Vinsamlegast notið þetta auðkenni þegar þið vitnið til verksins eða tengið í það: http://hdl.handle.net/1946/2470
The Police and Judicial Cooperation in Criminal Matters. Intensifying the Union's Expansion
The police and judicial cooperation in criminal matters under the third pillar of the European Union has been discussed widely among European Union scholars over the last 20 years. It is a hotly debated issue since criminal law has for centuries been thought of as the heart of every sovereign state´s legal system.
The subject under discussion in this thesis is the police and judicial cooperation in criminal matters within the EU and the EEA. An emphasis was put on firstly, the third pillars legal framework and how it has developed from its beginning with the Maastricht Treaty in 1992 to the amendments, which will occur with the newest amendment treaty in the EU, the Lisbon Treaty. Secondly, the institutional framework of this pillar, whereby the role of all the Community institutions and the agencies established in this field was looked into. Special attention was paid to the role of the European Court of Justice and its judicial activism in this area. Thirdly, the author of this thesis made an honest attempt at describing the connection between the police and judicial cooperation in criminal matters in EU and the European Economic Area as well as Icelandic Law.
The third pillar started out as an intergovernmental cooperation under the heading of the Maastricht Treaty, as can be viewed from its legal and institutional framework. However, soon the subject of police and judicial cooperation in criminal matters began climbing up the “intergovernmental ladder.” With the Amsterdam Treaty in 1997, supranational characteristics were inserted into this field of law, such as increased competence for the European Court of Justice and the European Parliament.
Bearing in mind this hybrid nature of the third pillar, it was only time until some of the unanswered questions concerning the police and judicial cooperation in criminal matters would end up on the table of the European Court of Justice. With judicial activism the Court attempted to provide more legal guarantees in this area of law, as the third pillar had been criticised harshly because of its lack of democratic, judicial and human rights control. By making use of the principle of effectiveness and by extending its jurisdiction, the Court of Justice has, for example, introduced the principle of indirect effect and the protection of human rights in the third pillar.
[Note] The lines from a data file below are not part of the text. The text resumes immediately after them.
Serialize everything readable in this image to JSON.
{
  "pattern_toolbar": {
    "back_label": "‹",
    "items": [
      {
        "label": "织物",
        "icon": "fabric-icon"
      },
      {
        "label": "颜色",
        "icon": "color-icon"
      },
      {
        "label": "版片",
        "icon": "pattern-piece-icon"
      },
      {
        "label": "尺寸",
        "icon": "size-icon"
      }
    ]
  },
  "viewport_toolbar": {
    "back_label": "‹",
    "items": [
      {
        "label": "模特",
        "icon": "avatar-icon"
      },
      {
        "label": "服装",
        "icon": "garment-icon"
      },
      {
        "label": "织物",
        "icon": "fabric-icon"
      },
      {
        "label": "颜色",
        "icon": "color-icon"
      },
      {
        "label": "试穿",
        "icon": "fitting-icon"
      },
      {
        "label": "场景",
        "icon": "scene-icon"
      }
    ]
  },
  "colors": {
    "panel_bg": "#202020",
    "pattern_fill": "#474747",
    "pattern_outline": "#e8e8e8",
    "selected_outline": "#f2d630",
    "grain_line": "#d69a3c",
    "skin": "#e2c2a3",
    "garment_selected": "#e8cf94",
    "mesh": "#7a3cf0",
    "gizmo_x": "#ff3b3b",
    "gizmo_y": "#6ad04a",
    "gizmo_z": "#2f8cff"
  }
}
The merger of all three pillars of the EU will occur with the entering into force of the Lisbon Treaty. Thereby the police and judicial cooperation in criminal matters will be brought under the auspices of Community law and normal EC rules will apply to the third pillar; for example the co-decision procedure, regular EC legal instruments will be used and Court of Justice will have full powers.
In Part II it was observed that although the EEA Agreement does not include cooperation in third pillar issues, there are nevertheless, two indications of the so-called European Criminal Law tiptoeing into the legal systems of the EFTA/EEA states. In first place, when the EFTA/EEA states apply voluntarily the same penalties for environmental crimes as the EU states. Secondly, the recently adopted directive 2008/99/EC on the protection of the environmental through criminal law is classified as having EEA relevance. It remains to be seen how that matter will be handled by the EFTA/EEA states.
Additionally, Iceland participates with the EU in the field of police and judicial cooperation in criminal matters through the Schengen cooperation and various bilateral agreements. Furthermore, EU legislation has directly impacted Icelandic legislation, as was noted with the terrorist act amendment to the Icelandic Criminal Code. It is quite interesting that Iceland participates quite much in the sensitive area of police and judicial cooperation in criminal matters within the EU without being a member state of the Union.